United States District Court, W.D. New York
DECISION AND ORDER
HONORABLE RICHARD J. ARCARA UNITED STATES DISTRICT JUDGE.
Netherlands Insurance Company and Excelsior Insurance Company
have appealed Magistrate Judge Leslie G. Foschio's
Decision and Order (Docket No. 52), which denied their motion
to compel the deposition of Plaintiff's counsel, Brian P.
Crosby, Esq., and which granted the Plaintiff's
cross-motion to quash the Defendants' subpoena for Mr.
Crosby's deposition. For the reasons stated below, Judge
Foschio's Decision and Order is affirmed.
Court recites only those facts relevant to its resolution of
insurance coverage dispute arises out of the “severe
and permanent injuries” Michael Lombardo sustained
after windows, weighing at least 300 pounds, fell on his leg
during a construction project at Niagara County Community
College (NCCC). See Docket No. 37-2 at 2-3.
filed a complaint in Niagara County Supreme Court against
Niagara County, NCCC, and NCCC's Board of Trustees.
During the resulting bench trial, Lombardo's attorney
announced, in open court, that he and Mr. Crosby-counsel for
the defendants in the underlying action-had reached “an
accommodation”: Lombardo would “drop as [his]
targeted defendant Niagara County Community College and its
Board of Trustees” in exchange for Niagara County's
acknowledgment that it owned the property on which Lombardo
had been injured. Docket No. 48 at 8-9. At the end of the
trial, Lombardo was awarded $7.25 million in damages. Docket
No. 37-2 at 9. Following the verdict, however, the parties
agreed to settle the case for $5.5 million, with Niagara
County to pay, in total, $3.5 million of that amount.
See Docket No. 42-3 at 2.
County then filed the complaint in this case, which seeks a
declaratory judgment regarding insurance coverage for the
underlying lawsuit and settlement. During discovery, the
Defendants issued a subpoena for Mr. Crosby's deposition.
See Docket No. 37-8. The Plaintiff objected (Docket
No. 37-9), the Defendants moved to compel (Docket No. 37),
and the Plaintiff filed a cross-motion to quash. See
Docket No. 41.
Foschio filed a Decision and Order denying the
Defendants' motion to compel and granting the
Plaintiff's cross-motion to quash. Judge Foschio first
concluded that the “Defendants' requested
deposition of Crosby seeks irrelevant evidence to the issue
of whether Defendants' purported disclaimer under the GCL
and related UE policies is valid.” Docket No. 52 at 11.
In the alternative, Judge Foschio concluded that the subpoena
must be quashed because it sought information protected by
the attorney work product doctrine.
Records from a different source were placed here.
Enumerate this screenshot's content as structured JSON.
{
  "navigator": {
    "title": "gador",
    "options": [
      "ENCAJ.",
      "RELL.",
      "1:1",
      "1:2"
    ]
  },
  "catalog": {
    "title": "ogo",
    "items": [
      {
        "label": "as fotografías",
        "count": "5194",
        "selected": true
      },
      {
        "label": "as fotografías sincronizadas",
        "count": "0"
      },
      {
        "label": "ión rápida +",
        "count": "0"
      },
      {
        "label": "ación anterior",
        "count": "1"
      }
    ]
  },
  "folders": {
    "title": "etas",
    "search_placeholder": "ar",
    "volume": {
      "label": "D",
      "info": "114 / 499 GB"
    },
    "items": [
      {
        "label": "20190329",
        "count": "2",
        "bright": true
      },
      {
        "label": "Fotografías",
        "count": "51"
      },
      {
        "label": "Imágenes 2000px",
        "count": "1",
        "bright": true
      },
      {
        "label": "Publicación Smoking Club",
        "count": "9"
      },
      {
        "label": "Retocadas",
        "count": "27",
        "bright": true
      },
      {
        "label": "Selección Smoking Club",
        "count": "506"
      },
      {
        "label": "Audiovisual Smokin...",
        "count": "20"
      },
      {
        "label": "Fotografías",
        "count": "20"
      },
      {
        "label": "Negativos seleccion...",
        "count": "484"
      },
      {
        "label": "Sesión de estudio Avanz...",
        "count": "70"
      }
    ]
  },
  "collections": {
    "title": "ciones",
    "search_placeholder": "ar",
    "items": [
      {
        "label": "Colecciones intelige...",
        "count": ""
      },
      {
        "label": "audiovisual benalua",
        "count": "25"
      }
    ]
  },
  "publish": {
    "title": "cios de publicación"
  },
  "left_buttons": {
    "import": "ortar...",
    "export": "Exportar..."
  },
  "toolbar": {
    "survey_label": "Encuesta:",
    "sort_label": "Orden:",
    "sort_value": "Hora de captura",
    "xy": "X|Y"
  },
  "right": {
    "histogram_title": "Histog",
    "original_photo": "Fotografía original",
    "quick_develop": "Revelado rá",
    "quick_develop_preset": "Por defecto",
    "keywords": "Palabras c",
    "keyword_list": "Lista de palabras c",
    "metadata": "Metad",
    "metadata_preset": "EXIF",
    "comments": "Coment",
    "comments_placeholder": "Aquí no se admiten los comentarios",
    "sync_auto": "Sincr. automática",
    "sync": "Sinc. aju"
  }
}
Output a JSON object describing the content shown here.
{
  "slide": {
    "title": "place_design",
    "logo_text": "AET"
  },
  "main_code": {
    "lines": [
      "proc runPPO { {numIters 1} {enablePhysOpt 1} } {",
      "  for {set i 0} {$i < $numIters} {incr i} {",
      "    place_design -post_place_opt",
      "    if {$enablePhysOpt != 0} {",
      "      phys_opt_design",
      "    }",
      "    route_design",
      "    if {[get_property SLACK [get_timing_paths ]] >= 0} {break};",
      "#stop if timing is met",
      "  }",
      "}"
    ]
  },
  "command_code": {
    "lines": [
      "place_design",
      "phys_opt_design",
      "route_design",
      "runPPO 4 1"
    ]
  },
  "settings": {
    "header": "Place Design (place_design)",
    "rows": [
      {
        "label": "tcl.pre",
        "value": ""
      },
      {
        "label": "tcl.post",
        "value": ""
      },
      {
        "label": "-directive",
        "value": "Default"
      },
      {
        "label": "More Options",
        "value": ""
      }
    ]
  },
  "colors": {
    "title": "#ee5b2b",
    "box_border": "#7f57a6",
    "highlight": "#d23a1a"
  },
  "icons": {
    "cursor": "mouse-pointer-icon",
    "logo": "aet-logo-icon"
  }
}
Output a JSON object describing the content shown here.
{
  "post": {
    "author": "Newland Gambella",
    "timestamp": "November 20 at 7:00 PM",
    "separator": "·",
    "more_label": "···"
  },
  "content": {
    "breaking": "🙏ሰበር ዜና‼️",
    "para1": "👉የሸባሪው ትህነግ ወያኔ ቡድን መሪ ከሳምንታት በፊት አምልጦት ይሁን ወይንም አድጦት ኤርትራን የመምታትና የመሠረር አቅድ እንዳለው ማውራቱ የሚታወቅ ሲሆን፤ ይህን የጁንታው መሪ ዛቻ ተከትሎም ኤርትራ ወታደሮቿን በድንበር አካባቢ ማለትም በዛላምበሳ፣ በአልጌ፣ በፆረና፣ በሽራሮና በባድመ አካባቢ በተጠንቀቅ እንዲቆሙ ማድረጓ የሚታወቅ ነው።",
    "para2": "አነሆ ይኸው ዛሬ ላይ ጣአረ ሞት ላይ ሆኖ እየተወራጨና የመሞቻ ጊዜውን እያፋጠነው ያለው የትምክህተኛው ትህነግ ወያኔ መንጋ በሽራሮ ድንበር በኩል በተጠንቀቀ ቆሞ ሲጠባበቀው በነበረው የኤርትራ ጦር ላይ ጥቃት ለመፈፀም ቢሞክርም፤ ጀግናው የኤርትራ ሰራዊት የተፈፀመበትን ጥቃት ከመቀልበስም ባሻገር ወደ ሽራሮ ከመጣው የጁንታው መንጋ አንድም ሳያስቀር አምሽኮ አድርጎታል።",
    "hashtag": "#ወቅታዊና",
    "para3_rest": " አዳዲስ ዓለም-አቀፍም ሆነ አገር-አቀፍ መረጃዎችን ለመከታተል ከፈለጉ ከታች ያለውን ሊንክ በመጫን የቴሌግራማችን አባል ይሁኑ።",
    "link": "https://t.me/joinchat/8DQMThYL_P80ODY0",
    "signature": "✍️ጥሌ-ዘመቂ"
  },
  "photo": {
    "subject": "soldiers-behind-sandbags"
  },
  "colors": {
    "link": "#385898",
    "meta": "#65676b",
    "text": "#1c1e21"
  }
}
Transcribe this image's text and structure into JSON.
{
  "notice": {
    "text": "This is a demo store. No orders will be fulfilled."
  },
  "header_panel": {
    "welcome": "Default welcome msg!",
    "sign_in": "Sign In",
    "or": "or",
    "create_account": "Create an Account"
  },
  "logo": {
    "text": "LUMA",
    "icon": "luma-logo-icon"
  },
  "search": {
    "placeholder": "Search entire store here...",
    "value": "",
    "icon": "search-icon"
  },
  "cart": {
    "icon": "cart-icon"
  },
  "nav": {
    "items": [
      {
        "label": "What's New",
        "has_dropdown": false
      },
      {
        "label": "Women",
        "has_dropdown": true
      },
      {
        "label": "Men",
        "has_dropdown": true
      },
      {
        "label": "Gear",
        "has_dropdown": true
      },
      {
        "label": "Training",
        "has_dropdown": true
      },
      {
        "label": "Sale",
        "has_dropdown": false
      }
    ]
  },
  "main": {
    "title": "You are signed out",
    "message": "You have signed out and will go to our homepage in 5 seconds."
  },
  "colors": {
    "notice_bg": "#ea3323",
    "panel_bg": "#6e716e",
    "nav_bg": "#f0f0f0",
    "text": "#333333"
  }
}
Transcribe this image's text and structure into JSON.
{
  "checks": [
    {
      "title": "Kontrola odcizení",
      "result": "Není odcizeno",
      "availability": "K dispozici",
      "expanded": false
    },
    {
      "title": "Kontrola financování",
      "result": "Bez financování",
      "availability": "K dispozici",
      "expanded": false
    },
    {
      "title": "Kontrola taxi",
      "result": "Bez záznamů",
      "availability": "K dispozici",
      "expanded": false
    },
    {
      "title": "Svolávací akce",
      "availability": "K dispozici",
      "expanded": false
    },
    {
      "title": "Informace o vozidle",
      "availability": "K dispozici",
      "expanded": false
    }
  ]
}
See Id. at
11-17. And, finally, Judge Foschio rejected the
Defendants' “alternative request to enforce the
subpoena in order to obtain information from Crosby relevant
to the reasonableness of the Settlement.” Id.
Standard of review
district court may reverse a magistrate judge's
non-dispositive order, such as the one at issue here, only
when that order is “clearly erroneous or contrary to
law.” 28 U.S.C. § 636(b)(1)(A). A non-dispositive
order is clearly erroneous “only if, ” after
“considering the entirety of the evidence, ” the
reviewing court “is left with the definite and firm
conviction that a mistake has been committed.”
Centro De La Comunidad Hispana De Locust Valley v. Town
of Oyster Bay, 954 F.Supp.2d 127, 139 (E.D.N.Y. 2013)
(quotation marks omitted). And a non-dispositive order is
contrary to law if the order “fails to apply or
misapplies relevant statutes, case law, or rules of
procedure.” Id. (quotation marks omitted).
“This standard is highly deferential.”
Id. (quotation marks omitted). Thus, a district
court may not reject a magistrate judge's non-dispositive
order “merely because the [district] court would have
decided the matter differently.” Rubin v.
Valincenti Advisory Svcs., Inc., 471 F.Supp.2d 329, 333
The Defendants' arguments on appeal
Defendants argue that Judge Foschio's Decision and Order
is “clearly erroneous or contrary to law” for
four reasons. The Court addresses each argument in turn.
the Defendants argue that Judge Foschio “erred in
determining that former plaintiff Niagara County Community
College (‘NCCC') qualifies as an additional insured
under the policies at issue.” Docket No. 54 at 1. This
claim is based on a footnote in Judge Foschio's Decision
and Order which states that, “[c]ontrary to
Defendants' assertion, NCCC is an additional ...